Those candles that top every interior and fashion designer’s “Things I Can’t Live Without” list in glossy pubs going back decades? You know the ones: Wax that seems to have been bathed in moonlight; the transparent vessel with the look and feel of a highball glass; the jaunty, deconstructed typography; that soul-skimming scent. Yes, we’re talking about Diptyque, a brand that’s now inseparable from the luxury candle industry.

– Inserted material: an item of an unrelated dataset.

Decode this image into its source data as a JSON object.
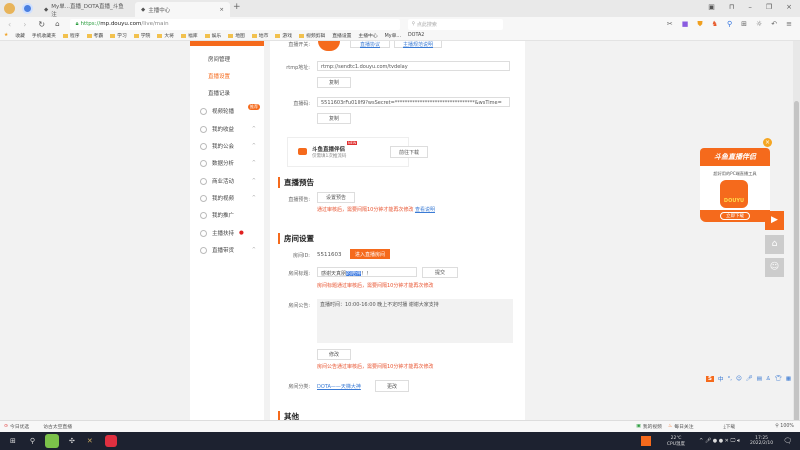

In a bid to reach back to its artisanal decor roots—today’s retail climate elevates maker-made over manufactured, after all—Diptyque has partnered with French creatives to introduce a limited-edition home accessories collection that celebrates the parfumerie‘s legacy. Averaging about three collaborations per year, the company tasked three female artists, Solenne Belloir, Sarah Naud and Audrey Demarre, with creating this latest line. The handmade pieces are available at Diptyque boutiques on Prince Street in New York City, on North Beverly Drive in Beverly Hills and at the maison‘s original Boulevard Saint-Germain location.
Despite Diptyque’s polished luxury appeal and department store placement, the brand did not emerge from the minds of Madison Avenue marketers; its origin story has much artsier roots. Inseparable friends with bohemian spirits—Christiane Gautrot, Yves Coueslant and Desmond Knox-Leet—concocted the candles in their magical studio/shop in Paris’ Latin Quarter. They opened the location in 1961 to share their textiles and wall coverings with curious customers, along with treasures they gathered on their travels.
Candles in glass jars, then soaps wrapped in silk paper and a perfume, all boasting the now iconic oval label with dancing letters, were offered among the decor and curiosities in the bazaar-like boutique at 34 Boulevard Saint-Germain. The chic emporium is still in operation today, exuding otherworldly yet distinctly Parisian ambiance. The founders’ auras waft through the townhouse as surely as the delicious scents.
“Our founders were in love with craftsmanship, and these artists’ spirits are in line with Diptyque’s,” said Laurence Semichon, senior vice president of perfume and beauty for the company, which is privately owned by a London-based private equity firm. The partnerships were not marketing briefs, she notes. Rather, the maison granted them creative control. “It’s a matter of affinities,” Semichon points out.
Inspired by details and patterns in the Latin Quarter, ceramicist Solenne Belloir made five pairs of candlestick holders in six earthy hues. The pieces imbue architectural forms with organic qualities that reveal the touch of the creative’s hand. Sculptor Sarah Naud created twisted concrete pedestals. The raw finish amplifies the strength of the swirled structures meant to showcase Diptyque jars, along with a mismatched set of holders for tapered candles. On the softer side, fiber artist Audrey Demarre hand-embroidered 12 pillows with maps made of thread. Her renderings tell the story of the brand’s Paris storefront, depicting Boulevard Saint-Germain dotted with sweets, blooms, buildings and other charming tidbits.
The brand is also dipping its toe into other areas of home decor. Revisiting the founders’ earlier endeavors, Diptyque introduced wall coverings last year. There are currently 10 available for sale online; all are takes on original 1960s designs. Styles include Basile Frieze, a reinterpretation of a bold Art Deco pattern that Gaoutrot designed in 1963 as a textile, and Les Lilas Panoramic Décor, a mural reproduction of artwork by Knox-Leet. If these find success, it could be possible that Diptyque may continue to draw from its archives, which sit atop the Boulevard Saint-Germain shop.
The parfumerie has carried its efforts to the table, too. There are dishes fired in a faience factory in Gien, France, and spiral goblets and flutes hand-blown in Italy. Table linens would be a logical next step, as many of the founders’ designs, after all, were conceived as textiles. Business of Home reports that the company will introduce lighting in 2023 and expand into other home categories, possibly rugs, furniture and paint, in the coming years.
On the gifting side, there are handblown glass ornaments and tiny crystalline trees topped with gold stars. And for the first time, limited-edition holiday candles—in pine tree green, midnight blue and a claret color, featuring scents that evoke wood fires, coffee and chocolate—come in jars adorned with white, silver and gold stars. The founders, those starry-eyed bohèmes, would most certainly approve.